* ACTIVITY
Nothing but the listing below, retyped exactly, should appear in the answer.

* EXCERPTED DATA
'''

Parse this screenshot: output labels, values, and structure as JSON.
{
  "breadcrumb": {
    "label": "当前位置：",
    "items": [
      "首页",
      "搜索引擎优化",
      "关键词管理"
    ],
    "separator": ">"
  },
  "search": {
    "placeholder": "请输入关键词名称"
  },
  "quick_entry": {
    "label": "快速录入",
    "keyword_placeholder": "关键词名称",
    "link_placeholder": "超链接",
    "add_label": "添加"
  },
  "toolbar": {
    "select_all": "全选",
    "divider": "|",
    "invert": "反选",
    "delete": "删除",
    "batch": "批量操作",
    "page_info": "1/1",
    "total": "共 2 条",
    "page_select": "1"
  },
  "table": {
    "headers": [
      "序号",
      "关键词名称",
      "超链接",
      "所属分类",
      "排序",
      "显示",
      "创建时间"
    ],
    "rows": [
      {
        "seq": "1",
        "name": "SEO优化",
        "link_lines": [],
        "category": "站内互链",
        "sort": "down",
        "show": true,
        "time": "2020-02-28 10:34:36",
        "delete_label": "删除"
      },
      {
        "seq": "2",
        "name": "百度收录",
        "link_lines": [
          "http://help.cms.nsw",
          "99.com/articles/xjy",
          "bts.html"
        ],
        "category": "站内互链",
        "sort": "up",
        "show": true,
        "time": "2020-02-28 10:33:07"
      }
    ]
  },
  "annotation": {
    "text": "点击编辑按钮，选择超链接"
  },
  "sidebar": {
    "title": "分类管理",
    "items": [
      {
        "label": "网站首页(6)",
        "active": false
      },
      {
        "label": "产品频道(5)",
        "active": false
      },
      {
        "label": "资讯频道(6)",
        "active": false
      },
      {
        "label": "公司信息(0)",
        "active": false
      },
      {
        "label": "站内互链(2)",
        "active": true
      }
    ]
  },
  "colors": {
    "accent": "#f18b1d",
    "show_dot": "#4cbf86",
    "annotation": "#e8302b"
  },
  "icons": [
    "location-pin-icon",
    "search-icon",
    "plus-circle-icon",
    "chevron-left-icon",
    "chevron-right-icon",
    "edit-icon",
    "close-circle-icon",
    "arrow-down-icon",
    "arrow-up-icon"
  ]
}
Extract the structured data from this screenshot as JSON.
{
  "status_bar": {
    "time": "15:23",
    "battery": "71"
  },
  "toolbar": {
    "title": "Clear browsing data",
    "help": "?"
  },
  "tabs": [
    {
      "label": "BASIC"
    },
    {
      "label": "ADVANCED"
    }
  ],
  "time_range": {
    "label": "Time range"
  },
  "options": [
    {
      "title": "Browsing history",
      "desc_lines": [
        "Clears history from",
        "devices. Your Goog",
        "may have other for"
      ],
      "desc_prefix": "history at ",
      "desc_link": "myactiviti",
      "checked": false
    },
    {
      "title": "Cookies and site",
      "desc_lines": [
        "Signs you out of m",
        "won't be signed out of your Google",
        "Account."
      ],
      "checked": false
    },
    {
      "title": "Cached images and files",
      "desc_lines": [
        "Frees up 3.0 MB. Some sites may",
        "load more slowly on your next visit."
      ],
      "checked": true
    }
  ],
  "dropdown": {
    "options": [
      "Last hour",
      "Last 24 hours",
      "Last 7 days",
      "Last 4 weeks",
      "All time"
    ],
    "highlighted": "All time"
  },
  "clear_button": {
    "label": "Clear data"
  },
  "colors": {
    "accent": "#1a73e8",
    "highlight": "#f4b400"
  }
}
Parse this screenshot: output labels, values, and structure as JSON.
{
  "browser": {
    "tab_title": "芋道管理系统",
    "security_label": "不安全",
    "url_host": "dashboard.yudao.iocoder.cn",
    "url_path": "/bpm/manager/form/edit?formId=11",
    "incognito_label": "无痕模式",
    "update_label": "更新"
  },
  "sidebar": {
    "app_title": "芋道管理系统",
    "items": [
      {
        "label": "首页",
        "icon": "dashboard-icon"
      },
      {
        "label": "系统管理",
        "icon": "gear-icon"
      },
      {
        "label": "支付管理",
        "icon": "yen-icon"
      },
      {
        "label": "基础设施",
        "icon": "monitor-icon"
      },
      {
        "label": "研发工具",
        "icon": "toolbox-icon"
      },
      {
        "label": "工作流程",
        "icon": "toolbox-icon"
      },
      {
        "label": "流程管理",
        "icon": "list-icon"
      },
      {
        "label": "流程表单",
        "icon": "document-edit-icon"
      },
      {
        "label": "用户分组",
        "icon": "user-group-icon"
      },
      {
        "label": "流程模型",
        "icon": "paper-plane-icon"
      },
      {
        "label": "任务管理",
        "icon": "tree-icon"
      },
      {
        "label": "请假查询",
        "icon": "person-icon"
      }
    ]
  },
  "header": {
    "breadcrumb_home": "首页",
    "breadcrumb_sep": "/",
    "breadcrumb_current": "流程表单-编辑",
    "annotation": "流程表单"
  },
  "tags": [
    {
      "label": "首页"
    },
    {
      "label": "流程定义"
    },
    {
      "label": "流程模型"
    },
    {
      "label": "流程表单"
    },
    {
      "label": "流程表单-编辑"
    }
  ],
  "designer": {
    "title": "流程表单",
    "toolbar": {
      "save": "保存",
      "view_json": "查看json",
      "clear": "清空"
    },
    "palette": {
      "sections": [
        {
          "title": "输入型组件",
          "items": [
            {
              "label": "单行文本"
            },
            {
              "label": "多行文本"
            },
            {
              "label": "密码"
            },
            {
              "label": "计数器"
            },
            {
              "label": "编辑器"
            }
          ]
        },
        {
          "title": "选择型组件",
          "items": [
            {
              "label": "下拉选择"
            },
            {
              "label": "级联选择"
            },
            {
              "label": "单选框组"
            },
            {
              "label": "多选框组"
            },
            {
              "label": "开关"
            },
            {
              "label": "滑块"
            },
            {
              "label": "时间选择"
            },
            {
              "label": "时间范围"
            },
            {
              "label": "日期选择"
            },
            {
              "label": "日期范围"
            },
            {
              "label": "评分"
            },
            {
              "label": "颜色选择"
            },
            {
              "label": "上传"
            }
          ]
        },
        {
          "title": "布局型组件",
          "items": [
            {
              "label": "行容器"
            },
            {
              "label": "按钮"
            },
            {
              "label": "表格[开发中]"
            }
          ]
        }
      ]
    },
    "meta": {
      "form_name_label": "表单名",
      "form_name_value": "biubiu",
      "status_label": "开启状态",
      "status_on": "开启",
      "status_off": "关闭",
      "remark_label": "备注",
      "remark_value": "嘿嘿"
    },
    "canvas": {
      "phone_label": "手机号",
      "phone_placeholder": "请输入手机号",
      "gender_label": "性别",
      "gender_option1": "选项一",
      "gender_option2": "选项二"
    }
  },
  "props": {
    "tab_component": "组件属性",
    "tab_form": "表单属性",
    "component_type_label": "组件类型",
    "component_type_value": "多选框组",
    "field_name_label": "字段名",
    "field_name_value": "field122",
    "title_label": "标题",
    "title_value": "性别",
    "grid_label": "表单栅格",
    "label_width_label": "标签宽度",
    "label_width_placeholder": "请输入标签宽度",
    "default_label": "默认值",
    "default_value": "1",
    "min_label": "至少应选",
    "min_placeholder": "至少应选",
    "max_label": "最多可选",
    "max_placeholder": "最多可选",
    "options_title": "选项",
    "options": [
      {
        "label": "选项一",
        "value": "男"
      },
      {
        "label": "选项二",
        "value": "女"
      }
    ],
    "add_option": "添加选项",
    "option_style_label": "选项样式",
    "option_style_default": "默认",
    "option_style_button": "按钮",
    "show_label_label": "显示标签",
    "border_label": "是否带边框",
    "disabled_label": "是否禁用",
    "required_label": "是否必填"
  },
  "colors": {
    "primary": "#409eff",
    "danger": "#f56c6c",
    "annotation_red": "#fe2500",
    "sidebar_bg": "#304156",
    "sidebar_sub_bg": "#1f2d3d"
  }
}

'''

* FINAL ANSWER
Parse this screenshot: output labels, values, and structure as JSON.
{
  "breadcrumb": {
    "label": "当前位置：",
    "items": [
      "首页",
      "搜索引擎优化",
      "关键词管理"
    ],
    "separator": ">"
  },
  "search": {
    "placeholder": "请输入关键词名称"
  },
  "quick_entry": {
    "label": "快速录入",
    "keyword_placeholder": "关键词名称",
    "link_placeholder": "超链接",
    "add_label": "添加"
  },
  "toolbar": {
    "select_all": "全选",
    "divider": "|",
    "invert": "反选",
    "delete": "删除",
    "batch": "批量操作",
    "page_info": "1/1",
    "total": "共 2 条",
    "page_select": "1"
  },
  "table": {
    "headers": [
      "序号",
      "关键词名称",
      "超链接",
      "所属分类",
      "排序",
      "显示",
      "创建时间"
    ],
    "rows": [
      {
        "seq": "1",
        "name": "SEO优化",
        "link_lines": [],
        "category": "站内互链",
        "sort": "down",
        "show": true,
        "time": "2020-02-28 10:34:36",
        "delete_label": "删除"
      },
      {
        "seq": "2",
        "name": "百度收录",
        "link_lines": [
          "http://help.cms.nsw",
          "99.com/articles/xjy",
          "bts.html"
        ],
        "category": "站内互链",
        "sort": "up",
        "show": true,
        "time": "2020-02-28 10:33:07"
      }
    ]
  },
  "annotation": {
    "text": "点击编辑按钮，选择超链接"
  },
  "sidebar": {
    "title": "分类管理",
    "items": [
      {
        "label": "网站首页(6)",
        "active": false
      },
      {
        "label": "产品频道(5)",
        "active": false
      },
      {
        "label": "资讯频道(6)",
        "active": false
      },
      {
        "label": "公司信息(0)",
        "active": false
      },
      {
        "label": "站内互链(2)",
        "active": true
      }
    ]
  },
  "colors": {
    "accent": "#f18b1d",
    "show_dot": "#4cbf86",
    "annotation": "#e8302b"
  },
  "icons": [
    "location-pin-icon",
    "search-icon",
    "plus-circle-icon",
    "chevron-left-icon",
    "chevron-right-icon",
    "edit-icon",
    "close-circle-icon",
    "arrow-down-icon",
    "arrow-up-icon"
  ]
}
Extract the structured data from this screenshot as JSON.
{
  "status_bar": {
    "time": "15:23",
    "battery": "71"
  },
  "toolbar": {
    "title": "Clear browsing data",
    "help": "?"
  },
  "tabs": [
    {
      "label": "BASIC"
    },
    {
      "label": "ADVANCED"
    }
  ],
  "time_range": {
    "label": "Time range"
  },
  "options": [
    {
      "title": "Browsing history",
      "desc_lines": [
        "Clears history from",
        "devices. Your Goog",
        "may have other for"
      ],
      "desc_prefix": "history at ",
      "desc_link": "myactiviti",
      "checked": false
    },
    {
      "title": "Cookies and site",
      "desc_lines": [
        "Signs you out of m",
        "won't be signed out of your Google",
        "Account."
      ],
      "checked": false
    },
    {
      "title": "Cached images and files",
      "desc_lines": [
        "Frees up 3.0 MB. Some sites may",
        "load more slowly on your next visit."
      ],
      "checked": true
    }
  ],
  "dropdown": {
    "options": [
      "Last hour",
      "Last 24 hours",
      "Last 7 days",
      "Last 4 weeks",
      "All time"
    ],
    "highlighted": "All time"
  },
  "clear_button": {
    "label": "Clear data"
  },
  "colors": {
    "accent": "#1a73e8",
    "highlight": "#f4b400"
  }
}
Parse this screenshot: output labels, values, and structure as JSON.
{
  "browser": {
    "tab_title": "芋道管理系统",
    "security_label": "不安全",
    "url_host": "dashboard.yudao.iocoder.cn",
    "url_path": "/bpm/manager/form/edit?formId=11",
    "incognito_label": "无痕模式",
    "update_label": "更新"
  },
  "sidebar": {
    "app_title": "芋道管理系统",
    "items": [
      {
        "label": "首页",
        "icon": "dashboard-icon"
      },
      {
        "label": "系统管理",
        "icon": "gear-icon"
      },
      {
        "label": "支付管理",
        "icon": "yen-icon"
      },
      {
        "label": "基础设施",
        "icon": "monitor-icon"
      },
      {
        "label": "研发工具",
        "icon": "toolbox-icon"
      },
      {
        "label": "工作流程",
        "icon": "toolbox-icon"
      },
      {
        "label": "流程管理",
        "icon": "list-icon"
      },
      {
        "label": "流程表单",
        "icon": "document-edit-icon"
      },
      {
        "label": "用户分组",
        "icon": "user-group-icon"
      },
      {
        "label": "流程模型",
        "icon": "paper-plane-icon"
      },
      {
        "label": "任务管理",
        "icon": "tree-icon"
      },
      {
        "label": "请假查询",
        "icon": "person-icon"
      }
    ]
  },
  "header": {
    "breadcrumb_home": "首页",
    "breadcrumb_sep": "/",
    "breadcrumb_current": "流程表单-编辑",
    "annotation": "流程表单"
  },
  "tags": [
    {
      "label": "首页"
    },
    {
      "label": "流程定义"
    },
    {
      "label": "流程模型"
    },
    {
      "label": "流程表单"
    },
    {
      "label": "流程表单-编辑"
    }
  ],
  "designer": {
    "title": "流程表单",
    "toolbar": {
      "save": "保存",
      "view_json": "查看json",
      "clear": "清空"
    },
    "palette": {
      "sections": [
        {
          "title": "输入型组件",
          "items": [
            {
              "label": "单行文本"
            },
            {
              "label": "多行文本"
            },
            {
              "label": "密码"
            },
            {
              "label": "计数器"
            },
            {
              "label": "编辑器"
            }
          ]
        },
        {
          "title": "选择型组件",
          "items": [
            {
              "label": "下拉选择"
            },
            {
              "label": "级联选择"
            },
            {
              "label": "单选框组"
            },
            {
              "label": "多选框组"
            },
            {
              "label": "开关"
            },
            {
              "label": "滑块"
            },
            {
              "label": "时间选择"
            },
            {
              "label": "时间范围"
            },
            {
              "label": "日期选择"
            },
            {
              "label": "日期范围"
            },
            {
              "label": "评分"
            },
            {
              "label": "颜色选择"
            },
            {
              "label": "上传"
            }
          ]
        },
        {
          "title": "布局型组件",
          "items": [
            {
              "label": "行容器"
            },
            {
              "label": "按钮"
            },
            {
              "label": "表格[开发中]"
            }
          ]
        }
      ]
    },
    "meta": {
      "form_name_label": "表单名",
      "form_name_value": "biubiu",
      "status_label": "开启状态",
      "status_on": "开启",
      "status_off": "关闭",
      "remark_label": "备注",
      "remark_value": "嘿嘿"
    },
    "canvas": {
      "phone_label": "手机号",
      "phone_placeholder": "请输入手机号",
      "gender_label": "性别",
      "gender_option1": "选项一",
      "gender_option2": "选项二"
    }
  },
  "props": {
    "tab_component": "组件属性",
    "tab_form": "表单属性",
    "component_type_label": "组件类型",
    "component_type_value": "多选框组",
    "field_name_label": "字段名",
    "field_name_value": "field122",
    "title_label": "标题",
    "title_value": "性别",
    "grid_label": "表单栅格",
    "label_width_label": "标签宽度",
    "label_width_placeholder": "请输入标签宽度",
    "default_label": "默认值",
    "default_value": "1",
    "min_label": "至少应选",
    "min_placeholder": "至少应选",
    "max_label": "最多可选",
    "max_placeholder": "最多可选",
    "options_title": "选项",
    "options": [
      {
        "label": "选项一",
        "value": "男"
      },
      {
        "label": "选项二",
        "value": "女"
      }
    ],
    "add_option": "添加选项",
    "option_style_label": "选项样式",
    "option_style_default": "默认",
    "option_style_button": "按钮",
    "show_label_label": "显示标签",
    "border_label": "是否带边框",
    "disabled_label": "是否禁用",
    "required_label": "是否必填"
  },
  "colors": {
    "primary": "#409eff",
    "danger": "#f56c6c",
    "annotation_red": "#fe2500",
    "sidebar_bg": "#304156",
    "sidebar_sub_bg": "#1f2d3d"
  }
}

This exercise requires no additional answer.